There’s two distinct problems with mobile devices. The first is storage — solid-state memory is a useful addition but it never reaches the bulk found in even a small hard drive. The second problem deals with the built-in wireless technology: it requires a strong signal if streaming video is not to be interrupted during playback. Both of these issues rise to the surface when staying at a hotel (for business or personal reasons) as sometimes only a wired Internet connection is offered or the WiFi being generated is too puny to work throughout the entire space (the bathroom for example). And since whatever content is to be viewed must have been loaded in beforehand on the mobile device, just a couple of high-resolution video files can significantly downgrade the amount of space available.
For such times D-Link’s DIR-506L Shareport Go Mobile Companion is a proven success story. The Shareport addresses both of these issues in a small form-factor that can be tossed in a briefcase, bag or knapsack without fear of damage. Its use is predicated on bringing the content desired with you on a flash drive: since up to many gigabytes can be used, the mobile device itself no longer has to act as the storage space. Placing the content on the card is done in the conventional manner of using a USB port attached to a computer and dragging the contents into it.
As to the actual use of the Shareport Go Mobile Companion, the best demonstration is that of my having attended the recent CES show and staying in a hotel that only had a wired Internet connection. I had brought the flash drive with me, as noted earlier, and needed to configure the Shareport to work with the Ethernet port in the hotel room. This doesn’t require the use of a laptop, which is good since I didn’t bring one, and instead uses the mobile device. The one necessity is to have charged its built-in battery first (up to 4 hours) using a USB cable. Besides running free of any AC socket, the Shareport can share its power with a smartphone or tablet if the mobile device needs a power boost.
To gain the wireless signal from the Shareport initially, you can work with a laptop and use a web browser or use mobile apps provided by D-Link. Go into the mobile device (an iPhone in this case) and select the Shareport’s name from the wireless networks available, along with entering the password (both of these are provided). Once completed, you go to the web browser and enter http://dlinkrouter.local. Now return to the wireless network selection menu in the mobile device and choose the network that’s been created (altering network names/passwords can be done also). Accessing the Internet now follows in the normal fashion — I found that I even had a good signal when going into the bathroom (an area often interfered with due to metal pipes and other construction). I was even able to get a signal when a few feet out in the hallway. But the most important part is that the wireless signal in the room proper was full-on strong.
When in use the Shareport Go Mobile Companion provides status reports through LEDs on its front — green icons mean you have running power and working WiFi.

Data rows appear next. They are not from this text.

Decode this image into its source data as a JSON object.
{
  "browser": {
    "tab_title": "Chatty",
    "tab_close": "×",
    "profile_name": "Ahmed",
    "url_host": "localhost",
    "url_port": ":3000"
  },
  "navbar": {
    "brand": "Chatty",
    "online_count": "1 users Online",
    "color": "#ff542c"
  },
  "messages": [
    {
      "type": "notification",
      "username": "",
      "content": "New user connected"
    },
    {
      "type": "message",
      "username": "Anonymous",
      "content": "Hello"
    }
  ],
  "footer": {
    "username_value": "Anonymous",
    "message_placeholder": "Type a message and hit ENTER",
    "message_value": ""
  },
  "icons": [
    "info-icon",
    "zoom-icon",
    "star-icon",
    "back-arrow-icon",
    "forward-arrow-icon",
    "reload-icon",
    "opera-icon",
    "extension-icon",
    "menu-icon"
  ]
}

As noted above, the Shareport takes a flash drive for use as a streaming storage device (always plug the drive into the Shareport prior to turning it on). To access the drive’s content, a free app (Shareport Mobile) available for both iOS/Android is first loaded into the mobile device. The app syncs with the Shareport and provides a number of content-related screens: a music screen accesses music; a movie screen brings up films; a photo screen displays still images. The images displayed at full resolution and at no time did I encounter any “glitches” in the video playback. The wireless technology in the Shareport pretty much blankets the area of any hotel room, but to make it work a bit harder I had a friend lend me his 3G iPhone (which uses “G”). With the app in place, I had no difficulty in acquiring a strong and stable signal for online access and content acquisition as had been the case before with my own iPhone.
Bottom line: What the Shareport Go Mobile Companion does is simple to understand, but more important is that it’s simple to use. The $89 retail price (much less “street”) is quite acceptable for a product that provides the equivalent of a portable WiFi hotspot along with that of a direct wireless transmission system and router capabilities. True its usefulness can be considered highly compartmentalized, but if you’re a “mobile warrior” then the Shareport can be an important addition to your electronic travel necessitates.

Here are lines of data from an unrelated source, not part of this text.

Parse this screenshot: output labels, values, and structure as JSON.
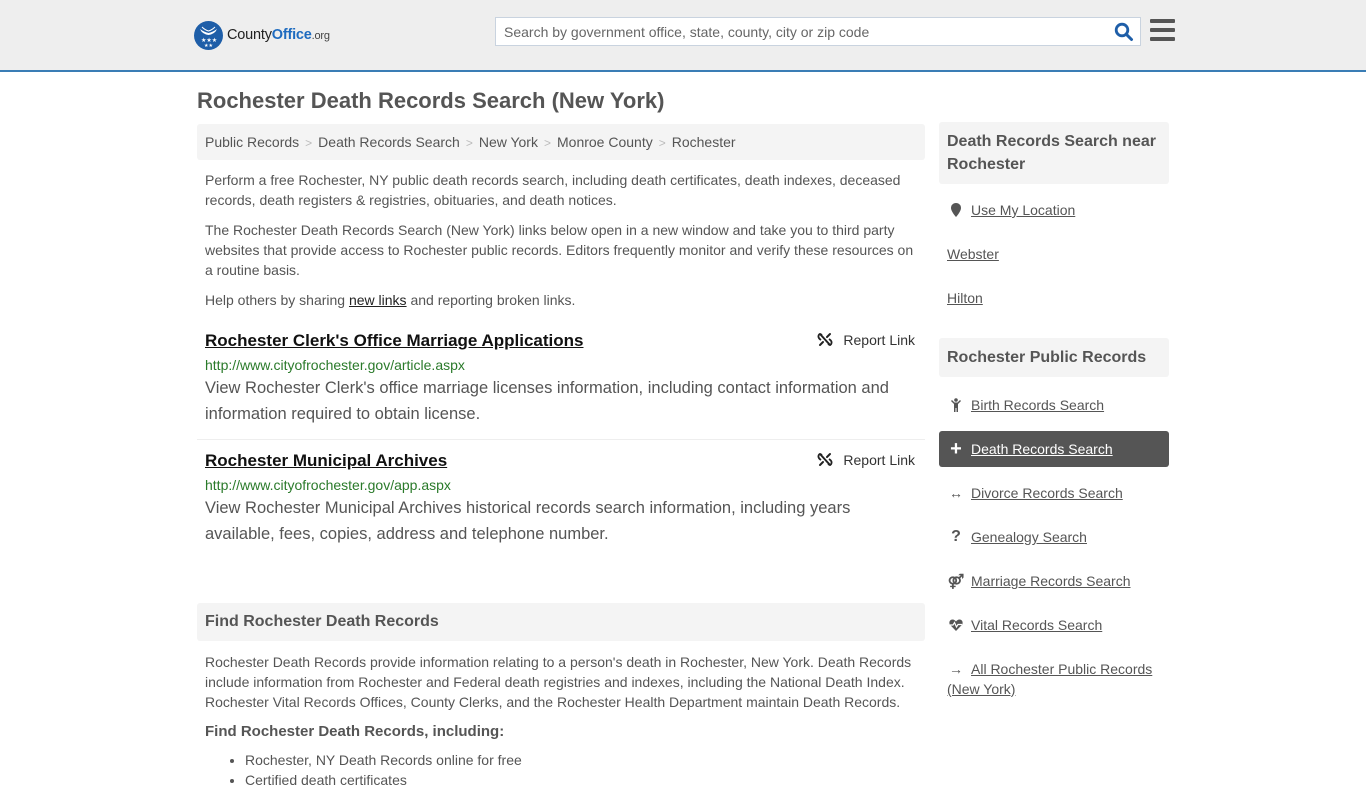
{
  "header": {
    "logo": {
      "brand_part1": "County",
      "brand_part2": "Office",
      "brand_suffix": ".org"
    },
    "search": {
      "placeholder": "Search by government office, state, county, city or zip code",
      "value": ""
    },
    "icons": {
      "search": "search-icon",
      "menu": "hamburger-menu-icon"
    },
    "accent_color": "#3a7db5"
  },
  "page": {
    "title": "Rochester Death Records Search (New York)",
    "breadcrumb": [
      "Public Records",
      "Death Records Search",
      "New York",
      "Monroe County",
      "Rochester"
    ]
  },
  "intro": {
    "p1": "Perform a free Rochester, NY public death records search, including death certificates, death indexes, deceased records, death registers & registries, obituaries, and death notices.",
    "p2": "The Rochester Death Records Search (New York) links below open in a new window and take you to third party websites that provide access to Rochester public records. Editors frequently monitor and verify these resources on a routine basis.",
    "p3_before": "Help others by sharing ",
    "p3_link": "new links",
    "p3_after": " and reporting broken links."
  },
  "links": [
    {
      "title": "Rochester Clerk's Office Marriage Applications",
      "url": "http://www.cityofrochester.gov/article.aspx",
      "description": "View Rochester Clerk's office marriage licenses information, including contact information and information required to obtain license.",
      "report_label": "Report Link"
    },
    {
      "title": "Rochester Municipal Archives",
      "url": "http://www.cityofrochester.gov/app.aspx",
      "description": "View Rochester Municipal Archives historical records search information, including years available, fees, copies, address and telephone number.",
      "report_label": "Report Link"
    }
  ],
  "find_section": {
    "header": "Find Rochester Death Records",
    "paragraph": "Rochester Death Records provide information relating to a person's death in Rochester, New York. Death Records include information from Rochester and Federal death registries and indexes, including the National Death Index. Rochester Vital Records Offices, County Clerks, and the Rochester Health Department maintain Death Records.",
    "subheader": "Find Rochester Death Records, including:",
    "items": [
      "Rochester, NY Death Records online for free",
      "Certified death certificates"
    ]
  },
  "sidebar": {
    "nearby": {
      "header": "Death Records Search near Rochester",
      "use_location": "Use My Location",
      "places": [
        "Webster",
        "Hilton"
      ]
    },
    "public_records": {
      "header": "Rochester Public Records",
      "items": [
        {
          "label": "Birth Records Search",
          "icon": "child-icon",
          "active": false
        },
        {
          "label": "Death Records Search",
          "icon": "plus-icon",
          "active": true
        },
        {
          "label": "Divorce Records Search",
          "icon": "arrows-horizontal-icon",
          "active": false
        },
        {
          "label": "Genealogy Search",
          "icon": "question-icon",
          "active": false
        },
        {
          "label": "Marriage Records Search",
          "icon": "venus-mars-icon",
          "active": false
        },
        {
          "label": "Vital Records Search",
          "icon": "heartbeat-icon",
          "active": false
        },
        {
          "label": "All Rochester Public Records (New York)",
          "icon": "arrow-right-icon",
          "active": false
        }
      ]
    }
  }
}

- Advanced router and media server functions are built-in
- Replaceable rechargeable battery
- Flash drive more accident prone than an SD card would be when seated

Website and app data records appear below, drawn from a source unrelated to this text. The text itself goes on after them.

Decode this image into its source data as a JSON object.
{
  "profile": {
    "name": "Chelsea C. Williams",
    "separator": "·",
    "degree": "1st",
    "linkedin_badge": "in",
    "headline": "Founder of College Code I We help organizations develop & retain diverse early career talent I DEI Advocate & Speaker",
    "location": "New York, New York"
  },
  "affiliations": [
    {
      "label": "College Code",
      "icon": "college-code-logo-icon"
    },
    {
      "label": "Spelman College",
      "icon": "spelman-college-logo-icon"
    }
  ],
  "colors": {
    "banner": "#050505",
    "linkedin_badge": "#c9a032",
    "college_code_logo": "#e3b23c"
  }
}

Marshal Rosenthal is a Los Angeles-based freelance writer and journalist specializing in technology, consumer electronics and pop culture.